We made our way back down via part of the 211 mile long John Muir Trail, named after the famous 19th/early 20th century Scottish-American conservationist who persuaded President Theodore Roosevelt to put the Yosemite valley under federal protection as part of America's first National Park. We stopped here for our picnic in the woods (thanks to mum and dad for contributing to this as part of our wedding present!) and we were so dwarfed by the giant trees and rocks that I felt that we'd fallen through Lewis Carroll's rabbit hole and taken shrinking pills. You can now try playing Where's Wally and look for where I am in the photograph.
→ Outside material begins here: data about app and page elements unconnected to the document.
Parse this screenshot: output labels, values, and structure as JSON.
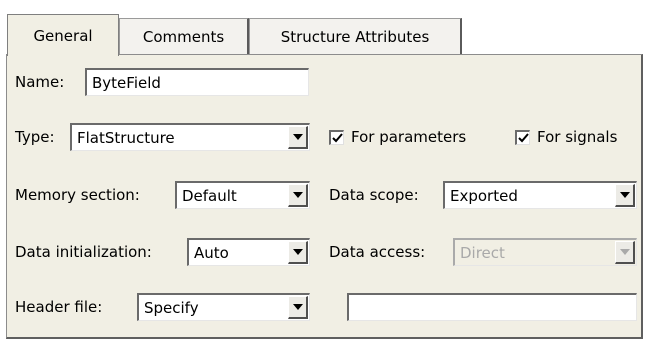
{
  "tabs": [
    {
      "label": "General",
      "active": true
    },
    {
      "label": "Comments",
      "active": false
    },
    {
      "label": "Structure Attributes",
      "active": false
    }
  ],
  "form": {
    "name_label": "Name:",
    "name_value": "ByteField",
    "type_label": "Type:",
    "type_value": "FlatStructure",
    "for_parameters_label": "For parameters",
    "for_parameters_checked": true,
    "for_signals_label": "For signals",
    "for_signals_checked": true,
    "memory_section_label": "Memory section:",
    "memory_section_value": "Default",
    "data_scope_label": "Data scope:",
    "data_scope_value": "Exported",
    "data_initialization_label": "Data initialization:",
    "data_initialization_value": "Auto",
    "data_access_label": "Data access:",
    "data_access_value": "Direct",
    "data_access_disabled": true,
    "header_file_label": "Header file:",
    "header_file_value": "Specify",
    "header_file_name_value": ""
  }
}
As we ate lunch I thought more about the differences between the American National Parks which were first created in the mid 19th century, and British National Parks, which were created in the mid 20th century. The American parks are predicated on the need to conserve the wilderness for future generations and prevent over-commercialisation, but National Parks in the UK, specifically the Peak District National Park, have slightly different origins based on pressure from ordinary people who wanted to have access to mountain and moorland that was hitherto held by the landed gentry. When Yosemite National Park was first created in the mid 19th century, America was still a frontier society, where the wildnerness belonged to any man bold enough and grasping enough to claim it from it's original inhabitants - the Native Americans. In contrast, northern England in the 19th and early 20th century was a much more static society, still affected by the process of enclosure which had begun in the 16th century and had stripped working class people of their rights to common land.
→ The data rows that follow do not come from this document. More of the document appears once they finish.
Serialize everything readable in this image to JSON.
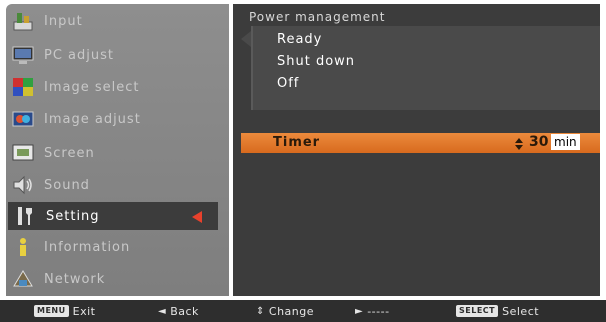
{
  "menu": {
    "items": [
      {
        "label": "Input",
        "icon": "input-icon"
      },
      {
        "label": "PC adjust",
        "icon": "pc-adjust-icon"
      },
      {
        "label": "Image select",
        "icon": "image-select-icon"
      },
      {
        "label": "Image adjust",
        "icon": "image-adjust-icon"
      },
      {
        "label": "Screen",
        "icon": "screen-icon"
      },
      {
        "label": "Sound",
        "icon": "sound-icon"
      },
      {
        "label": "Setting",
        "icon": "setting-icon"
      },
      {
        "label": "Information",
        "icon": "information-icon"
      },
      {
        "label": "Network",
        "icon": "network-icon"
      }
    ],
    "active_index": 6
  },
  "panel": {
    "title": "Power management",
    "options": [
      "Ready",
      "Shut down",
      "Off"
    ],
    "timer": {
      "label": "Timer",
      "value": "30",
      "unit": "min"
    }
  },
  "status_bar": {
    "exit": {
      "key": "MENU",
      "label": "Exit"
    },
    "back": {
      "glyph": "◄",
      "label": "Back"
    },
    "change": {
      "glyph": "⇕",
      "label": "Change"
    },
    "next": {
      "glyph": "►",
      "label": "-----"
    },
    "select": {
      "key": "SELECT",
      "label": "Select"
    }
  },
  "colors": {
    "accent_orange": "#e07a2c",
    "active_arrow_red": "#e8412c",
    "panel_dark": "#3c3c3c",
    "menu_gray": "#888888"
  }
}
It was quite amusing for me to see how commercial Yosemite was when it was first "discovered" by white Americans in the 1860s. They built a cinema, a dance hall, a music hall and various hotels, with lots of enterprising American entrepreneurs hoping to cash in on the magnificent scenery. In contrast, the Peak District in the 19th and early 20th centuries was jealously guarded by the landed aristocracy who wanted to maintain the grouse moors as a playground for the elite. However, despite their slightly different beginnings, one rooted in conservation, the other in access for ordinary people, both Yosemite and the Peak District National Park are based on the recognition that areas of outstanding natural beauty should not be subject to usual property laws: they are heirlooms of the whole nation and everyone deserves access to them. As the Sheffield socialist and freedom to roam campaigner G.H.B. Ward said: "The mountain has no master save the lonely man who stands upon it's highest crag". Or, as demonstrated in the fantastic picture on the cover of this book I saw in the gift shop: "The mountain has no master save the two crazy ladies dancing the cancan on it's highest and scariest crag".